  • Recover by jogging back to the start
  • Run 3-6 sprints lasting 10-20 seconds with 2-minute walk between each
  • Cool down by just walking until you can catch your breath and have fully recovered

Increase the percentage of desired race pace by 2% each week for 4-6 weeks. Just don’t forget to schedule 2 or more active recovery weeks.

The goal of this workout is intensity and lots of it. At first, we want to get you use to progressively faster and faster distance but in smaller chunks. I find that athletes adapt faster and embrace easier training objectives when the workouts are simply structured.

Why sprints at the end, I am a distance runner, not sprinter?

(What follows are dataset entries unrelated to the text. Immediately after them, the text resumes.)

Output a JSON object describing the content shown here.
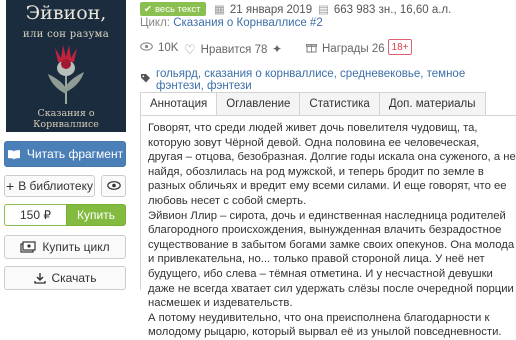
{
  "cover": {
    "title": "Эйвион,",
    "subtitle": "или сон разума",
    "series": "Сказания о Корнваллисе"
  },
  "left": {
    "read_label": "Читать фрагмент",
    "library_label": "В библиотеку",
    "price": "150 ₽",
    "buy_label": "Купить",
    "buy_cycle_label": "Купить цикл",
    "download_label": "Скачать"
  },
  "book": {
    "badge": "весь текст",
    "date": "21 января 2019",
    "size": "663 983 зн., 16,60 а.л.",
    "cycle_prefix": "Цикл:",
    "cycle_link": "Сказания о Корнваллисе #2",
    "views": "10K",
    "likes_label": "Нравится 78",
    "awards_label": "Награды 26",
    "age": "18+",
    "tags": "гольярд, сказания о корнваллисе, средневековье, темное фэнтези, фэнтези"
  },
  "tabs": [
    {
      "label": "Аннотация"
    },
    {
      "label": "Оглавление"
    },
    {
      "label": "Статистика"
    },
    {
      "label": "Доп. материалы"
    }
  ],
  "annotation": [
    "Говорят, что среди людей живет дочь повелителя чудовищ, та, которую зовут Чёрной девой. Одна половина ее человеческая, другая – отцова, безобразная. Долгие годы искала она суженого, а не найдя, обозлилась на род мужской, и теперь бродит по земле в разных обличьях и вредит ему всеми силами. И еще говорят, что ее любовь несет с собой смерть.",
    "Эйвион Ллир – сирота, дочь и единственная наследница родителей благородного происхождения, вынужденная влачить безрадостное существование в забытом богами замке своих опекунов. Она молода и привлекательна, но... только правой стороной лица. У неё нет будущего, ибо слева – тёмная отметина. И у несчастной девушки даже не всегда хватает сил удержать слёзы после очередной порции насмешек и издевательств.",
    "А потому неудивительно, что она преисполнена благодарности к молодому рыцарю, который вырвал её из унылой повседневности."
  ],
  "colors": {
    "primary_blue": "#4b7fb8",
    "buy_green": "#82bb3f",
    "link_blue": "#3b6fa8",
    "age_red": "#d94050"
  }
}
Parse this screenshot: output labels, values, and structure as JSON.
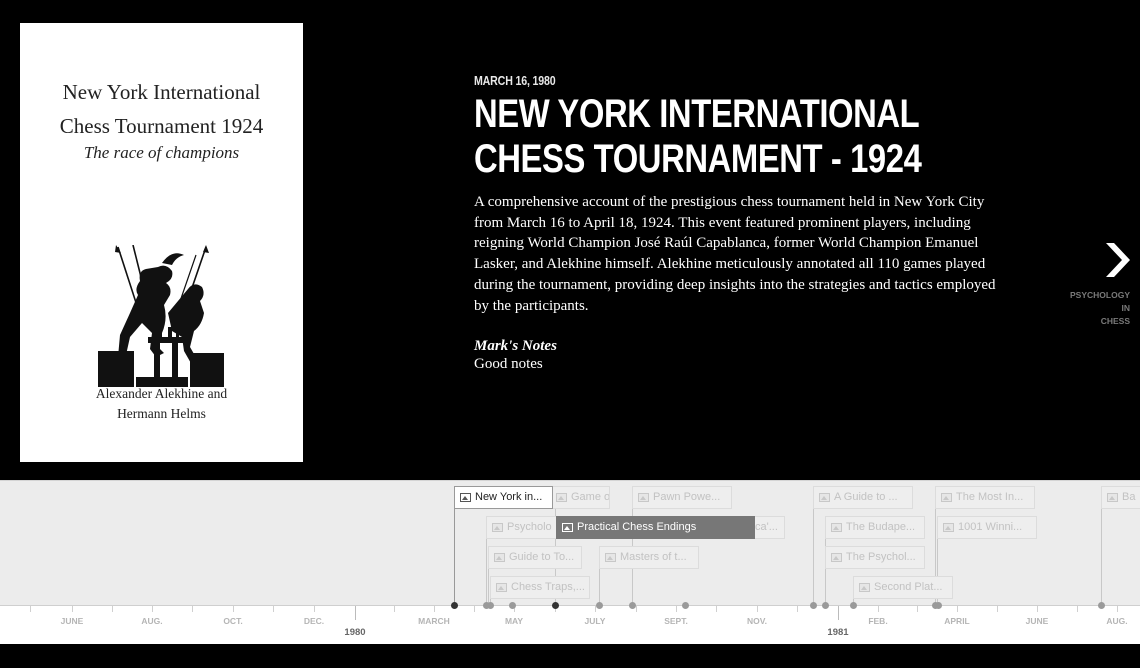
{
  "cover": {
    "title_line1": "New York International",
    "title_line2": "Chess Tournament 1924",
    "subtitle": "The race of champions",
    "authors_line1": "Alexander Alekhine and",
    "authors_line2": "Hermann Helms"
  },
  "slide": {
    "date": "MARCH 16, 1980",
    "headline_line1": "NEW YORK INTERNATIONAL",
    "headline_line2": "CHESS TOURNAMENT - 1924",
    "description": "A comprehensive account of the prestigious chess tournament held in New York City from March 16 to April 18, 1924. This event featured prominent players, including reigning World Champion José Raúl Capablanca, former World Champion Emanuel Lasker, and Alekhine himself. Alekhine meticulously annotated all 110 games played during the tournament, providing deep insights into the strategies and tactics employed by the participants.",
    "notes_label": "Mark's Notes",
    "notes_text": "Good notes"
  },
  "nav_next": {
    "icon": "chevron-right-icon",
    "label_line1": "PSYCHOLOGY IN",
    "label_line2": "CHESS"
  },
  "timeline": {
    "markers": [
      {
        "label": "New York in...",
        "state": "current"
      },
      {
        "label": "Game o...",
        "state": "normal"
      },
      {
        "label": "Pawn Powe...",
        "state": "normal"
      },
      {
        "label": "A Guide to ...",
        "state": "normal"
      },
      {
        "label": "The Most In...",
        "state": "normal"
      },
      {
        "label": "Ba",
        "state": "normal"
      },
      {
        "label": "Psycholo",
        "state": "normal"
      },
      {
        "label": "Practical Chess Endings",
        "state": "active"
      },
      {
        "label": "ca'...",
        "state": "normal"
      },
      {
        "label": "The Budape...",
        "state": "normal"
      },
      {
        "label": "1001 Winni...",
        "state": "normal"
      },
      {
        "label": "Guide to To...",
        "state": "normal"
      },
      {
        "label": "Masters of t...",
        "state": "normal"
      },
      {
        "label": "The Psychol...",
        "state": "normal"
      },
      {
        "label": "Chess Traps,...",
        "state": "normal"
      },
      {
        "label": "Second Plat...",
        "state": "normal"
      }
    ],
    "months": [
      "JUNE",
      "AUG.",
      "OCT.",
      "DEC.",
      "MARCH",
      "MAY",
      "JULY",
      "SEPT.",
      "NOV.",
      "FEB.",
      "APRIL",
      "JUNE",
      "AUG."
    ],
    "years": [
      "1980",
      "1981"
    ]
  }
}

The goal for this workout is to help an athlete get used to the intensity that comes with running faster across 5K. One of the biggest things I teach my athletes is that no matter what they are doing in training and racing is to finish strong and to race through the finish line, not to it. I have found that providing some overreaching at the end of a workout can enforce these training and racing principles while adding training stress that is often quick to recover from. Also running fast is not a comfortable experience so the sprinting at the end of a workout will help you to get used to being uncomfortable.

Have running questions I would love to hear from you!

To those that have read my site for years and are scratching their heads about a running article you should expect to see more of them. I am running coach too. More cycling articles to come!

Until next time,

Train Smarter Not Harder,

Coach Rob



Leave a Reply

Your email address will not be published. Required fields are marked *

This site uses Akismet to reduce spam. Learn how your comment data is processed.